By Peter Kummerfeldt
While reviewing the most recent edition of a popular outdoor magazine I was reminded once again that the magazines and TV shows have got it all wrong. Surviving a wilderness emergency should be proactive, not reactive! The emphasis should be on what you should do to stay out of a crisis, and then on what you need to do in the event that, despite your best efforts, you find yourself in one. The focus should be on preparing for the event, having the right clothing and emergency gear, not on how to improvise what you need from the environment you find yourself in. As I have said so often in many of my programs “It’s a h…… of a lot easier to prevent bad things from happening than it is to deal with them after the fact!” Unfortunately we only read or hear about the people who had a terrible experience. We don’t read about those who were prepared to spend the night out, did so, and then came out the next day with little or no fanfare.
The media skews reality and assumes that people will never have the clothing and equipment they need to survive the night out. They assume that the victims are going to have to use extreme measures to maintain life in the face of inclement weather, isolation, darkness, and injury! The point of departure for most of the survival articles presented in magazines and other media is that people will not be equipped, or adequately clothed, and since this is the case, it is up to the magazines to provide information on how to survive using the procedures and techniques that aboriginal people around the world used, and in some cases, still use, to live under austere conditions.
And another thing that gripes me – the articles never address how all the survival skills and procedures shown and talked about in the magazines can be accomplished by an injured person? A person with a dislocated elbow for example… or a broken finger? When bad things happen people get hurt and very often it is our arms and legs that are injured. Simple tasks become vastly more complicated when only one hand is functional.

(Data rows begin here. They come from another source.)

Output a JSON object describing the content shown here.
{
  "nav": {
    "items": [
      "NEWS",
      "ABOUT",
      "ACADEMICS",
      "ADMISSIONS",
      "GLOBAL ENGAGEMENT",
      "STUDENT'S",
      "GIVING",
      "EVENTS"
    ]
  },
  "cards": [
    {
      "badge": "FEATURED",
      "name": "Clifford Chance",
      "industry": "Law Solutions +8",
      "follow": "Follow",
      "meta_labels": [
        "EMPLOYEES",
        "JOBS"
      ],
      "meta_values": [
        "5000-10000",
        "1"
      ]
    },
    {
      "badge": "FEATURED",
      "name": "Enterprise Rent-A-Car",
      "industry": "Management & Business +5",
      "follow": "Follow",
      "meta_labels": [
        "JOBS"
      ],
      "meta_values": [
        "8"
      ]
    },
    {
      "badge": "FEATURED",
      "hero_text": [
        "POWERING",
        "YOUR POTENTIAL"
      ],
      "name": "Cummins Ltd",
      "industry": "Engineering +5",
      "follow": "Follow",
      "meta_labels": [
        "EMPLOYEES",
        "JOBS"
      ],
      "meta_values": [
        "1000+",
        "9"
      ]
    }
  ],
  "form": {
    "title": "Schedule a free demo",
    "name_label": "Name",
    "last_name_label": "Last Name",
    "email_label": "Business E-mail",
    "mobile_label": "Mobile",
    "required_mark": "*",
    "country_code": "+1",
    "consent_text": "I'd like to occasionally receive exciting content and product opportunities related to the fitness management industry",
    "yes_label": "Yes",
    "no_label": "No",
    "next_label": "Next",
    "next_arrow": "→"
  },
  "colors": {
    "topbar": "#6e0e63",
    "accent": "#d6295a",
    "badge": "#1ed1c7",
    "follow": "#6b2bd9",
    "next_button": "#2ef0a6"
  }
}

It is also my experience that most people are unwilling to accept the reality that they are in trouble until the sun’s setting at the end of the day, the rain is already falling, they are already slightly hypothermic, probably dehydrated and are about to panic. To ask a person in this condition to go out and find or build a weatherproof shelter from natural resources is ludicrous!
As I have said before “There are no new accidents, just new people having the same old accidents.” The “new people” referenced are today less able to cope with their circumstances than those who have found themselves in similar circumstances in earlier times. So where does this leave us?
Well to begin with, the media, in all of its forms, must do a better job of providing practical advice and recommendations. The survival techniques that are advocated must be techniques that are easy to learn and easy for the average person to utilize under difficult conditions – techniques that work!
Secondly, those people who teach survival and outdoor safety skills must ensure that the skills, techniques, and methods they teach are practical, skills that have been tested and found to be “doable” in situations where lives are on the line.
Thirdly, each of us must accept that we might find ourselves in trouble at some point in the future and if this is the case we must prepare for the very event we hope will never happen. We must select the very best clothing and equipment we can afford and test it before our lives are in jeopardy. It is only through thorough practice that we can develop the confidence in our clothing and equipment needed to protect us.
It serves no useful purpose to advocate the use of survival skills, techniques, methods or procedures that the average man or woman would not be able to utilize when faced with spending a night out.